Present the count of lines in the entries below that hold "JSON", and present nothing else.

Start of Record set

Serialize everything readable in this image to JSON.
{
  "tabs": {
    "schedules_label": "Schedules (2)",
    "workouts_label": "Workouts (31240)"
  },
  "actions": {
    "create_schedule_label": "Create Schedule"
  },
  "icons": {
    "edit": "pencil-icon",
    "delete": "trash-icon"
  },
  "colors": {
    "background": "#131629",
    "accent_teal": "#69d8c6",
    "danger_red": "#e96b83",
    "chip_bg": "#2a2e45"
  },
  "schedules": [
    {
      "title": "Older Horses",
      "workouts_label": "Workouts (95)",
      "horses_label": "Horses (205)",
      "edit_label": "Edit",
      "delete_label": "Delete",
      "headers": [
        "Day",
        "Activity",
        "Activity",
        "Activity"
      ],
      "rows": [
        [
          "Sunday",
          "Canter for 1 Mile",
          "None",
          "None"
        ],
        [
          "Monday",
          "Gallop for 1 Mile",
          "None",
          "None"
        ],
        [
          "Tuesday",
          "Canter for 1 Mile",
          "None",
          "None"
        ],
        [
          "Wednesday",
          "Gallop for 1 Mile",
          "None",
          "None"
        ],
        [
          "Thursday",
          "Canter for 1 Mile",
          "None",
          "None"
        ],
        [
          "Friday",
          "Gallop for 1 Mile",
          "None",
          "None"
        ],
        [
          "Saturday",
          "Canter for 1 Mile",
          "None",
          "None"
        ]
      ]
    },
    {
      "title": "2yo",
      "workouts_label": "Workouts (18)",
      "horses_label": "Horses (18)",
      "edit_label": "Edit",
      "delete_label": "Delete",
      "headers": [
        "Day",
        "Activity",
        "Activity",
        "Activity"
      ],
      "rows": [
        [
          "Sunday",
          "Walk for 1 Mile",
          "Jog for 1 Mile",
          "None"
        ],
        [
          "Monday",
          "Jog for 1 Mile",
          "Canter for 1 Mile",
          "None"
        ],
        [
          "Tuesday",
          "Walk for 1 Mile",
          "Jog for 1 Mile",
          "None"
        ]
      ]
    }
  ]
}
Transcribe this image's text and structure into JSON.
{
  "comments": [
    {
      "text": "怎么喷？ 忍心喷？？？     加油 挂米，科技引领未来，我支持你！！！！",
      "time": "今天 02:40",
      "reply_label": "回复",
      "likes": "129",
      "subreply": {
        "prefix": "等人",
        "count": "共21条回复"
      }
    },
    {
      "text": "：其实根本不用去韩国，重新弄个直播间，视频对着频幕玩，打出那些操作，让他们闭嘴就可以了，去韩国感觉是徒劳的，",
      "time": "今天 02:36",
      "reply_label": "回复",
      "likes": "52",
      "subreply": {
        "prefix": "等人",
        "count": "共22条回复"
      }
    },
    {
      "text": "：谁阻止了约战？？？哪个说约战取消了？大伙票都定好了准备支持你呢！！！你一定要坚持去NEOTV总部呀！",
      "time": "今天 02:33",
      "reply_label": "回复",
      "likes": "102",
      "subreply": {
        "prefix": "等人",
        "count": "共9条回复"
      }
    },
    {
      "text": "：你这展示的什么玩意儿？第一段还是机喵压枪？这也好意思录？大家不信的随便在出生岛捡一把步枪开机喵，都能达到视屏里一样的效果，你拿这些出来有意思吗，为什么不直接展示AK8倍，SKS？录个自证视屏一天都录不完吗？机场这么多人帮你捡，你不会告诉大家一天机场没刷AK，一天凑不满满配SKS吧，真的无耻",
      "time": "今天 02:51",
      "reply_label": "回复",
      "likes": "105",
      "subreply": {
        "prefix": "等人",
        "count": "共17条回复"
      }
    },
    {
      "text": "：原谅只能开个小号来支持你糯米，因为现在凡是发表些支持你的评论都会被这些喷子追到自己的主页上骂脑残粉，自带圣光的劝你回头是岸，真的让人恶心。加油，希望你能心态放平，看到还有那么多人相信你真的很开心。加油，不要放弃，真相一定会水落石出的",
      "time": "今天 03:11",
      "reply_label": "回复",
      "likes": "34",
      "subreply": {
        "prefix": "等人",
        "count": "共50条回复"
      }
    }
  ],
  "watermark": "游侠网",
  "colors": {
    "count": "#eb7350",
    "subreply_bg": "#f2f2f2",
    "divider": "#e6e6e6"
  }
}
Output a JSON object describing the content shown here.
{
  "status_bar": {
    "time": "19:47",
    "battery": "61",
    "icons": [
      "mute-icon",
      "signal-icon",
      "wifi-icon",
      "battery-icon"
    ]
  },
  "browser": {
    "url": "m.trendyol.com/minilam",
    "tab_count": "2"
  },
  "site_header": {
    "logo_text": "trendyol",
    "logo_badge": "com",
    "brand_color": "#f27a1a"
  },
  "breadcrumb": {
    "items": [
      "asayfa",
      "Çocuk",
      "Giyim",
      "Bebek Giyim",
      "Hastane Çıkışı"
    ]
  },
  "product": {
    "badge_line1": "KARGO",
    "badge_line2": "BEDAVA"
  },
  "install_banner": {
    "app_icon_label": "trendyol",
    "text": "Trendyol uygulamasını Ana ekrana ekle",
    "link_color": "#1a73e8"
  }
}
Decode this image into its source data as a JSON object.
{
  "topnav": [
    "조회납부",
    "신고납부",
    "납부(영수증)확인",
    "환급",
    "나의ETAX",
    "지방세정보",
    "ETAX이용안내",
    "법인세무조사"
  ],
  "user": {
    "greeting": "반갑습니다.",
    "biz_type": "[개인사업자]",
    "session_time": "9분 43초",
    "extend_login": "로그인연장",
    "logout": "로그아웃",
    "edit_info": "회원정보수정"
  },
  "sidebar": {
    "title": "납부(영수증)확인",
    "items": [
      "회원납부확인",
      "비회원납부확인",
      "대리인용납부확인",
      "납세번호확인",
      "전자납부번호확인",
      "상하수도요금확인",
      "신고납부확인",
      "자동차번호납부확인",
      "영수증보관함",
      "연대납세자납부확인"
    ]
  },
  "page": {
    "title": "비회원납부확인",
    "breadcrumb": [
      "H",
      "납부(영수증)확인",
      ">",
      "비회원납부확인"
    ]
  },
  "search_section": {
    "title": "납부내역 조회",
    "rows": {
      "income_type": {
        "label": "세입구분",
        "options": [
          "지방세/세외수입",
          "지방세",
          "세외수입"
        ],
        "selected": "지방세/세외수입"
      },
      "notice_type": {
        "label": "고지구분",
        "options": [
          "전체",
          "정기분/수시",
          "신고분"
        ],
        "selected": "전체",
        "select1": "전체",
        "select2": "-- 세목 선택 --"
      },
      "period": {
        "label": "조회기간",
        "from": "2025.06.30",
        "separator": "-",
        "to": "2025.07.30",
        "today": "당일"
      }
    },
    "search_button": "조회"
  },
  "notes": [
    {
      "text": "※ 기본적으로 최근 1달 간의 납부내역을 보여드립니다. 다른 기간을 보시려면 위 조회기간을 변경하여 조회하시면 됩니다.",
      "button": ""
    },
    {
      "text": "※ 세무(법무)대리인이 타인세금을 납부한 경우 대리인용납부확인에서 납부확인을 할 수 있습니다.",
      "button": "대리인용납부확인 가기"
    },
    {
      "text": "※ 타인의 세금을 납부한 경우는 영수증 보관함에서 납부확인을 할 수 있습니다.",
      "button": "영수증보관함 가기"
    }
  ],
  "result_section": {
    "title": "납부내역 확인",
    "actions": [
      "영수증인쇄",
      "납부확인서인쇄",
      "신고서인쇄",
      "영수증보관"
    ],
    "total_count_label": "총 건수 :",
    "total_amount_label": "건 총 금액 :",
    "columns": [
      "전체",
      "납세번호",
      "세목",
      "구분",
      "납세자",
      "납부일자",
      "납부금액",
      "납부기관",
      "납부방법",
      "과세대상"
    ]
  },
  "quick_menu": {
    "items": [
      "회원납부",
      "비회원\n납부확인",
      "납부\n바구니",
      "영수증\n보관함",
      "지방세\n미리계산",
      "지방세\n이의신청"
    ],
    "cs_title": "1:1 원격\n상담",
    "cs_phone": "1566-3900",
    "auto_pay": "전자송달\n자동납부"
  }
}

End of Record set

* Task answer *
4